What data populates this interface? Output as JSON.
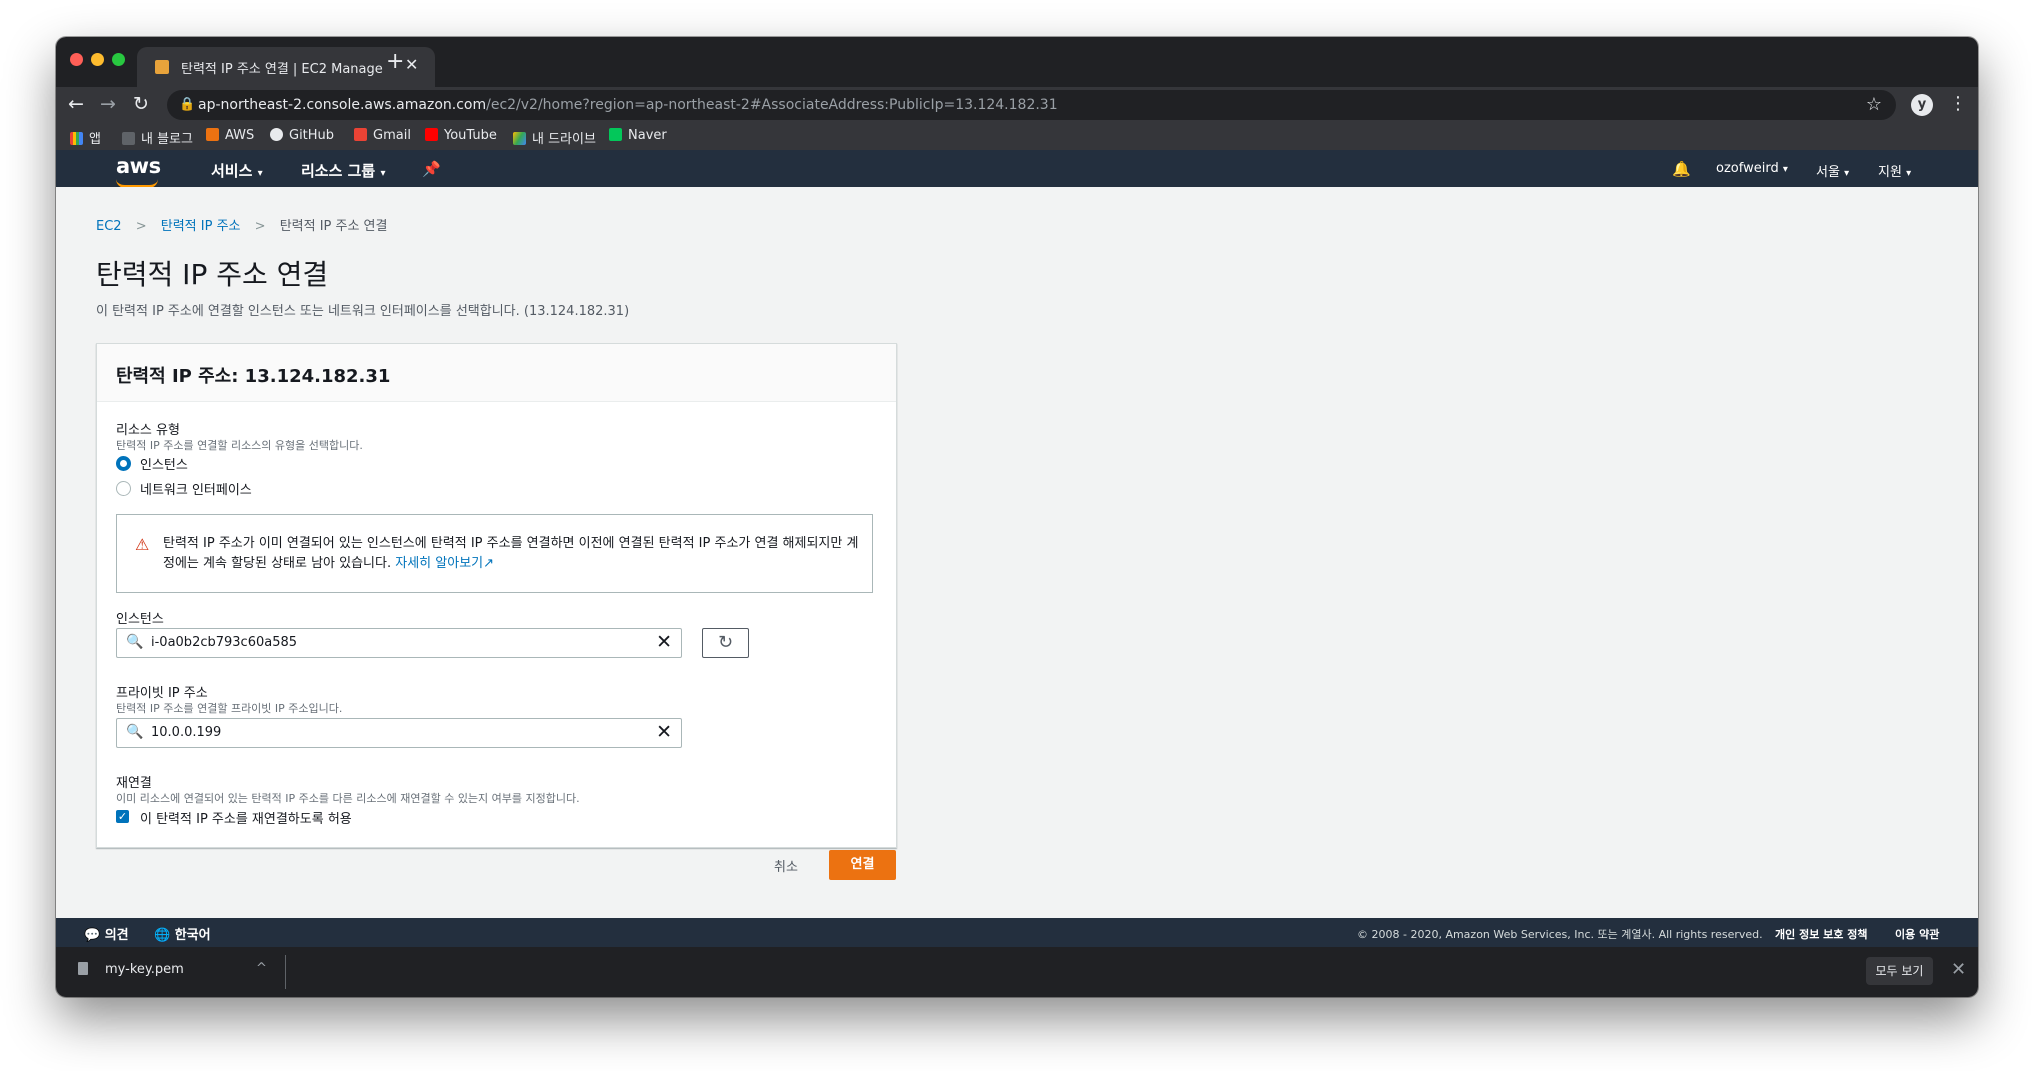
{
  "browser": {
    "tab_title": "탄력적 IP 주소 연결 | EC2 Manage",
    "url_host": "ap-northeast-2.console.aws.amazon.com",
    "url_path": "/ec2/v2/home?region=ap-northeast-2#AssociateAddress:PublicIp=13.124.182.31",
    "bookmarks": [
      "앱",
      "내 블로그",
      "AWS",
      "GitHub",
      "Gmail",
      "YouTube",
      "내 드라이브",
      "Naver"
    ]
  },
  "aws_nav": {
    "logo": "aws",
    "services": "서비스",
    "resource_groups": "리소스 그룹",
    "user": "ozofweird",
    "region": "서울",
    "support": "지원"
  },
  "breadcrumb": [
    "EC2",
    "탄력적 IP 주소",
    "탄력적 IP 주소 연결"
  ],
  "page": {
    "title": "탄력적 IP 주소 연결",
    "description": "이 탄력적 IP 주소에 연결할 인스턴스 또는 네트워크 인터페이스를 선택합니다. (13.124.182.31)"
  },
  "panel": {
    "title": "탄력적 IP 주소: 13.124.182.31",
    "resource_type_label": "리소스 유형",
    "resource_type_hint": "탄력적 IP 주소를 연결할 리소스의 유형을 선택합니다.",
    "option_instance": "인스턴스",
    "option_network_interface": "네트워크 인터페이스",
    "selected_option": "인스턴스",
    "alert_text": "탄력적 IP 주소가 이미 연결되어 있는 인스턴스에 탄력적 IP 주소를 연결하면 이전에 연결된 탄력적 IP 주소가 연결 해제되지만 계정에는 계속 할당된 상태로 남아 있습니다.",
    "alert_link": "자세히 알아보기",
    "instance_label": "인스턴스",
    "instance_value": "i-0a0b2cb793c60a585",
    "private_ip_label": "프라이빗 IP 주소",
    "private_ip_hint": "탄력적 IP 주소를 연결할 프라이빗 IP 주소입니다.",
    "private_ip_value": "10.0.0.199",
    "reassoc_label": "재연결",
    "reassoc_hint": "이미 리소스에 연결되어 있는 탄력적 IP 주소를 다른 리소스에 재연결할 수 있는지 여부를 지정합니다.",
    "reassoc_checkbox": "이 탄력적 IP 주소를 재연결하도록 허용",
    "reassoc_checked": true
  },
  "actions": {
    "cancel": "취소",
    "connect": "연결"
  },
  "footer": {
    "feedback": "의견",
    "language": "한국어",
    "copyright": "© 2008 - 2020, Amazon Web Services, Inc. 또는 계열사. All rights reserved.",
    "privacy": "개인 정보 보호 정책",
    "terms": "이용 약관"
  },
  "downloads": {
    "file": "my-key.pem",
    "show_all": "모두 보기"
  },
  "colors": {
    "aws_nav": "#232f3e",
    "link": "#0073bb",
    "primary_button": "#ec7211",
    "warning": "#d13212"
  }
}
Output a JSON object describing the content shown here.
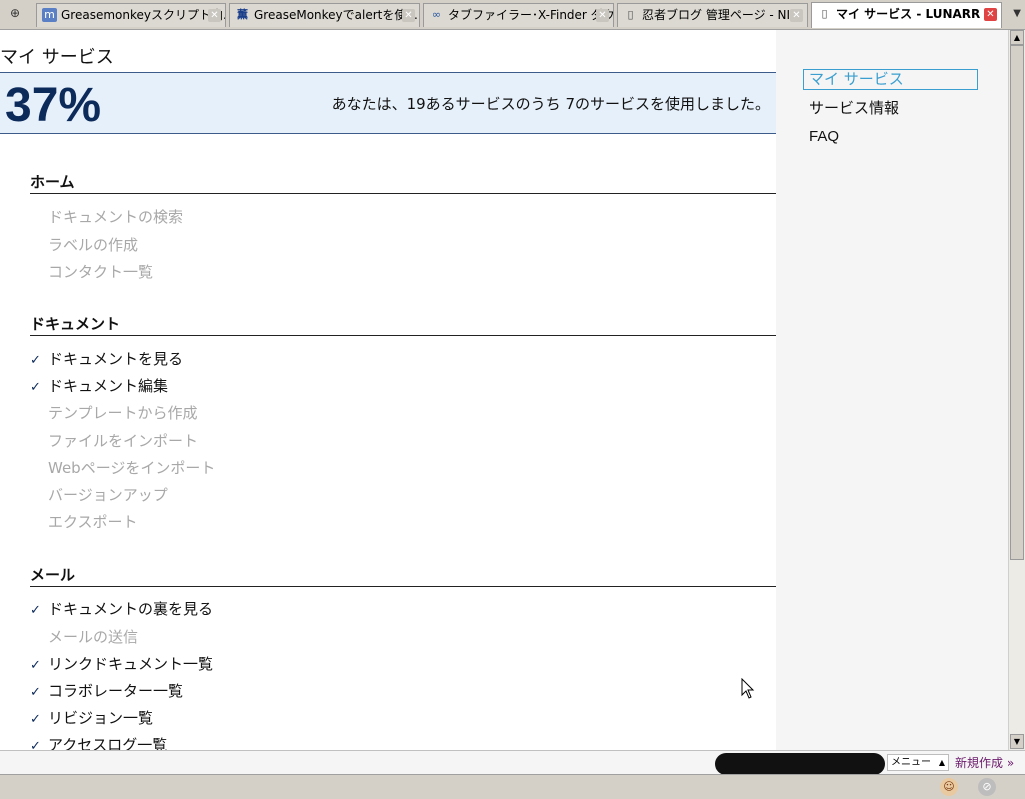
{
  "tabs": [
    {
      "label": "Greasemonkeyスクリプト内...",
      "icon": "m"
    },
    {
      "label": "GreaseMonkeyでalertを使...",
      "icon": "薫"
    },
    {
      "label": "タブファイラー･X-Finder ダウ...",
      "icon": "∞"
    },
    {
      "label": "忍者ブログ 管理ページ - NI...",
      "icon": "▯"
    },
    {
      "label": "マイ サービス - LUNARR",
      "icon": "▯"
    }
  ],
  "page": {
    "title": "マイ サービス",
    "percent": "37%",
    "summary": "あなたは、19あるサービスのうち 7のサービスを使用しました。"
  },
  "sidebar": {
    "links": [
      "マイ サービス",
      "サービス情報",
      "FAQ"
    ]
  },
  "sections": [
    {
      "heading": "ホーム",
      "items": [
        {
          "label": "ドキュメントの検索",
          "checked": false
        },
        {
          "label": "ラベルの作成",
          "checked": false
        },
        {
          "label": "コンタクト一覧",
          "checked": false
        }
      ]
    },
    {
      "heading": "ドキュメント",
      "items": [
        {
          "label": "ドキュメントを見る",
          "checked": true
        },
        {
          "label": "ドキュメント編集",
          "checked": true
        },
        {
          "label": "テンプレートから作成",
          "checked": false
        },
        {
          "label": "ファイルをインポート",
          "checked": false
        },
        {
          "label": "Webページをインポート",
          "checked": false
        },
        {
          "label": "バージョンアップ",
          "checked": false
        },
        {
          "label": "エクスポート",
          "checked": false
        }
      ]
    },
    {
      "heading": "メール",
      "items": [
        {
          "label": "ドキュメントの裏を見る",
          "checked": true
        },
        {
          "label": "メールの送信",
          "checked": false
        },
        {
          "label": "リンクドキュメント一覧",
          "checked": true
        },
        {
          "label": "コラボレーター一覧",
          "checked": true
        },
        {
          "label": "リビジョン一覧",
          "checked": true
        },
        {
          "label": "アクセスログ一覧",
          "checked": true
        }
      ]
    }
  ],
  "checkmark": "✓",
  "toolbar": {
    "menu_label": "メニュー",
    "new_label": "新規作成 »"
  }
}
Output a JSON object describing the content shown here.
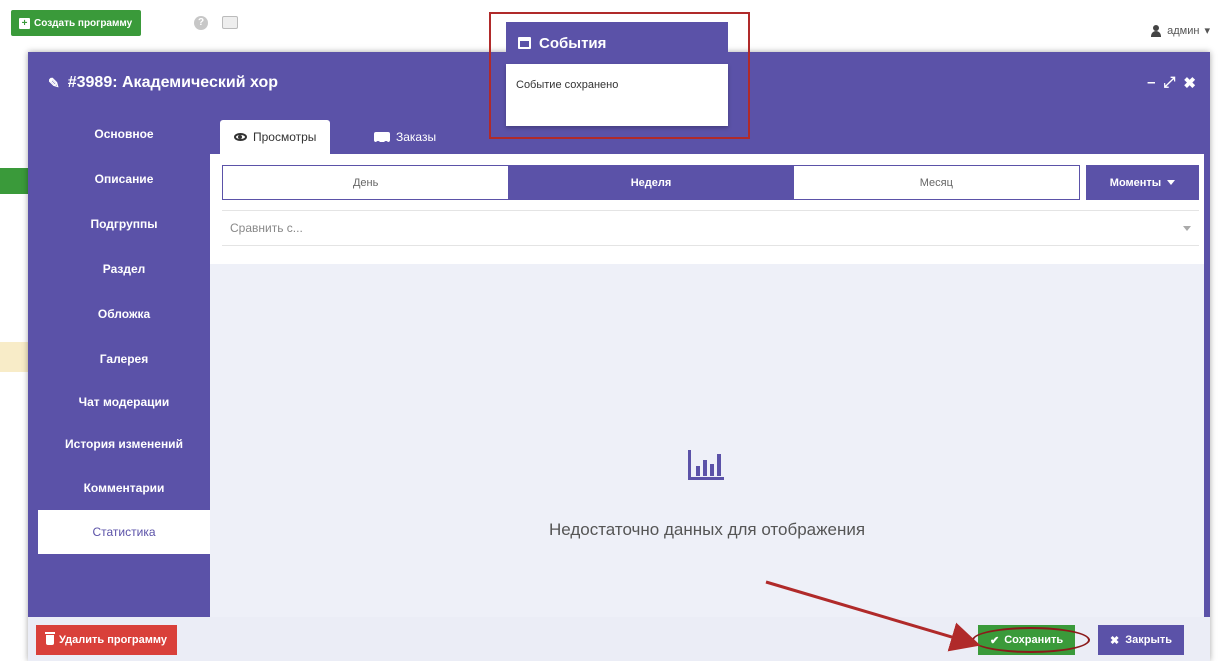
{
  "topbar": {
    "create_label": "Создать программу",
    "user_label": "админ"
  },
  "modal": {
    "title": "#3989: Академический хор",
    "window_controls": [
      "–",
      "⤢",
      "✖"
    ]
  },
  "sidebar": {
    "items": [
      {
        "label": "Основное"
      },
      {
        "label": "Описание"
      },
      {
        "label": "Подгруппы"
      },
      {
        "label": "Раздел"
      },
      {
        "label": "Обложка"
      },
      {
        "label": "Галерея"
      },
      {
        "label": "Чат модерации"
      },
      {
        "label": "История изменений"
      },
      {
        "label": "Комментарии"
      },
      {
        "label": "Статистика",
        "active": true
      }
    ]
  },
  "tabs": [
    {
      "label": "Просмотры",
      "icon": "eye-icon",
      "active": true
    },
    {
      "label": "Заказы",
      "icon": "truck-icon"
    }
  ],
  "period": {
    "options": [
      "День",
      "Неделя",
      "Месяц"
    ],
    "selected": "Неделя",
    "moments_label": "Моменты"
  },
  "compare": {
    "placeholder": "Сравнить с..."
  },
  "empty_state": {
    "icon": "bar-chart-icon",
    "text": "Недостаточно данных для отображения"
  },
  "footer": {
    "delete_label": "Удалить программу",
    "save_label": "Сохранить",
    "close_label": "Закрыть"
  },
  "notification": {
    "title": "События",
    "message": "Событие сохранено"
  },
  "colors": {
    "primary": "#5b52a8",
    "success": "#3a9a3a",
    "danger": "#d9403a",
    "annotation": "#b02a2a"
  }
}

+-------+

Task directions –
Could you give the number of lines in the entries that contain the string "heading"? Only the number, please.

Response area –
3